The area of the Konkan coast where Mumbai 1ies has been settled since prehistoric times. It later came under the control of several states that ruled western India. These included the Buddhist Mauryan Empire (fourth–third centuries B. C. ) and the Hindu Satavahana, Shaka, and Rashtrakuta dynasties. The Chalukyas (A. D. 550–750) built the magnificent cave temples on Elephanta Island in Mumbai Harbor. At the end of the thirteenth century, the Yadava rulers, who had their capital at Aurangabad, some 300 kilometers (186 miles) to the northeast, established a settlement at Mahim on one of Mumbai's original seven islands. This was in response to raids on their territory by the expanding Delhi Sultanate.
Mahim was captured by the Muslim ruler of Gujarat in 1348. The Portuguese reached India's western shores in 1498, Francisco de Almeida becoming the first Portuguese to enter Mumbai Harbor when he seized a Gujarati ship there in 1508. The Portuguese eventually forced Bahadur Shah, the sultan of Gujarat, to cede them Mumbai in 1534. Mumbai was acquired by the British in 1664 as part of Catherine of Branganza's dowry when the sister of Portugal's king married Charles II (1630–1685; r. 1660–1685) of England. In 1668, the British East India Company leased the islands from the Crown for the nominal rent of ten pounds per year.
Recognizing the potential of Mumbai and its harbor, the East India Company set about strengthening the settlement's defenses and soon shifted its administrative headquarters to Mumbai from Surat, in Gujarat. Mumbai's second governor, Gerald Aungier (d. 1677), laid the foundations for the city's future growth. Political stability, the promise of religious freedom, and land grants soon attracted large numbers of settlers, including Gujarati and Parsi merchants, to Mumbai. These, and later immigrants, contributed significantly to the growth of Mumbai as an important trading center. By 1676, Mumbai had a population of around 60,000. The very end of the seventeenth century saw the beginning of the construction of seawalls, breakwaters, and reclamation projects that eventually connected the original seven islands (Mahim, Worli, Mazagaon, Old Woman's Island, Colaba, and Mumbai Island) into a single Mumbai Island.

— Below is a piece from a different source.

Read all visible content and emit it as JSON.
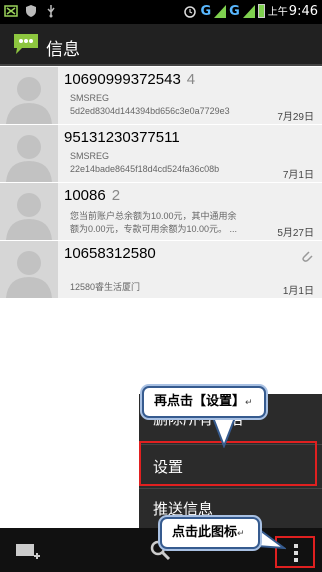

During the seventeenth and eighteenth centuries, Mumbai lagged behind Calcutta and Madras in importance. However, a series of events in the early and mid-nineteenth century propelled the city to a position of prominence. The continuing struggle for power between the Mughals (the Muslim rulers based in north India) and the Hindu Marathas created unstable political conditions in Gujarat and western India. Artisans and merchants fled to Mumbai for security, providing the stimulus for growth and expansion. This was further enhanced by the British defeat of the warlike Marathas and the expansion of trade both with the mainland and with Europe. In 1857, the first spinning and weaving mill was established in Mumbai, creating a cotton textile industry that was given a great boost by the American Civil War (1861–65), which cut off supplies of cotton to Britain. The opening of the Suez Canal in 1869 was another stimulus to Mumbai's growth, further enhancing its position as a major trade, commercial, and industrial center.
Mumbai's size and economic power are reflected in its role in India's modern political history. The city was an important center in India's struggle for independence from British colonial rule. The Indian National Congress, which led the nation's fight for freedom, was founded there in 1885. Mohandas Karamchand Gandhi (1869–1948), the Mahatma, spiritual leader of the independence movement, launched his "Quit India" campaign against the British in Mumbai in 1942. Linguistic tensions between Mumbai's Marathi and Gujarati speakers resulted in violence in the city in the late 1950s. This led eventually to the separation of Gujarati-speaking areas from Mumbai state and the creation of Maharashtra State (1960).
During the early 1990s, communal violence between Hindus and Muslims in Mumbai again shattered the myth of a tolerant, cosmopolitan city. Rioting led to the deaths of several hundred people (mostly Muslims) and culminated in the bombing (with numerous fatalities) of several buildings in March 1993. The Shiv Sena, a right-wing Maharashtra-based Hindu political party led by Bal Thackeray, was widely blamed for instigating Hindu violence against Muslims in the city. Subsequently elected to office, the Shiv Sena party in 1996 changed Mumbai's name to "Mumbai," the Maratha name for the city.